The rest of the artifacts in the deck allow more activations of the Fates’ abilities. Rings of Brighthearth and Illusionist’s Bracers explicitly do that, and others indirectly help like Magewright’s Stone. For our triggered abilities, we have Strionic Resonator, which I discussed in Standard a couple weeks ago. The Resonator, Conjurer’s Closet, Cauldron of Souls, Whip of Erebos, and Helvault let you rebuy or amplify powerful ETB abilities like those of the Primordials or Massacre Wurm.


This deck’s spells are all about reanimation and/or global punishment. In my mind, Orzhov has always been more the guild of mass restriction than, say, Azorius. Save a couple tutors for the Fates’ necessary trinkets, the spells in the deck serve two purposes—destroy and then steal.


Unlike the Daxos deck, this list is more color intensive, and it is essential there is a strong basic mana base to build on. Although I considered adding Safe Haven, I’ve played it before and in general have been utterly unimpressed. Vault of the Archangel, while decent in Standard, is amazing in Commander, balancing any battlefield in an instant. Other than that, Winding Canyons seemed good thanks to all the creature/spells I can cast, and Emeria, the Sky Ruin is a nice tool late game.

Both lists have the potential to offer you and your playgroup a fun experience; if you don’t have a close Commander playgroup, I highly recommend finding or starting one. They allow Magic players who enjoy the game to play deep emotional games without the rigor and repetition of Standard.

With that on my mind, I wish all of you a happy 2014. This year has been a magical one, full of enjoyment, learning, and growth.
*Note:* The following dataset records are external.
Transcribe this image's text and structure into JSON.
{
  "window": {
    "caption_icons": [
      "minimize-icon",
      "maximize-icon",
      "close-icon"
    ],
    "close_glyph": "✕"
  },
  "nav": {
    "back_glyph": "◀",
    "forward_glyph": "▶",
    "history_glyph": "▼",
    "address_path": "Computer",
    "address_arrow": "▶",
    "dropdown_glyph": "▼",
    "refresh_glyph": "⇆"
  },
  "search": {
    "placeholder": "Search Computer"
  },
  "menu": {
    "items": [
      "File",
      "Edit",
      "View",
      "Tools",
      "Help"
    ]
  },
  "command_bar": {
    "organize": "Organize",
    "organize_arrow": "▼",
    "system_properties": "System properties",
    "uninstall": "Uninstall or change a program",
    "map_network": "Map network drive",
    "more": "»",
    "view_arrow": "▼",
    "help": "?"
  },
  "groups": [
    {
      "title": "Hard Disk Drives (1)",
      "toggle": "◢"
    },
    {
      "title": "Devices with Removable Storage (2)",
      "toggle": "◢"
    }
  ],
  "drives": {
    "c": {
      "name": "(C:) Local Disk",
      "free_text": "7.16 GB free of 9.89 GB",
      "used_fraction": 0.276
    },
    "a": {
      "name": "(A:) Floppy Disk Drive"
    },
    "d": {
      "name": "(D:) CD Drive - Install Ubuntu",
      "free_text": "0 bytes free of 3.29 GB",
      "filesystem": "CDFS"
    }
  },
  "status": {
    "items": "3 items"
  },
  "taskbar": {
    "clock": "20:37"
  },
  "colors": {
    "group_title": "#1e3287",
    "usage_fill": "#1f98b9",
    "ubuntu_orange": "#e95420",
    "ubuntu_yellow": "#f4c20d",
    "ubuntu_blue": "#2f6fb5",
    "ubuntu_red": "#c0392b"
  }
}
I’d like to thank you all as readers for your sincere and thoughtful contributions, and I hope you’ll follow me into Magic’s third decade!

With Born of the Gods spoilers right around the corner (and one officially already out and about), this year promises to give brewers and stalwart tourney grinders plenty to chew on. Our first official spoiler is immensely exciting, and I’ve already built a few decks crafted around it! Middle sets often provide a lot of meat to make combos and synergizes realizable, and I hope that’s the case with BNG.

Until then, don’t forget to untap!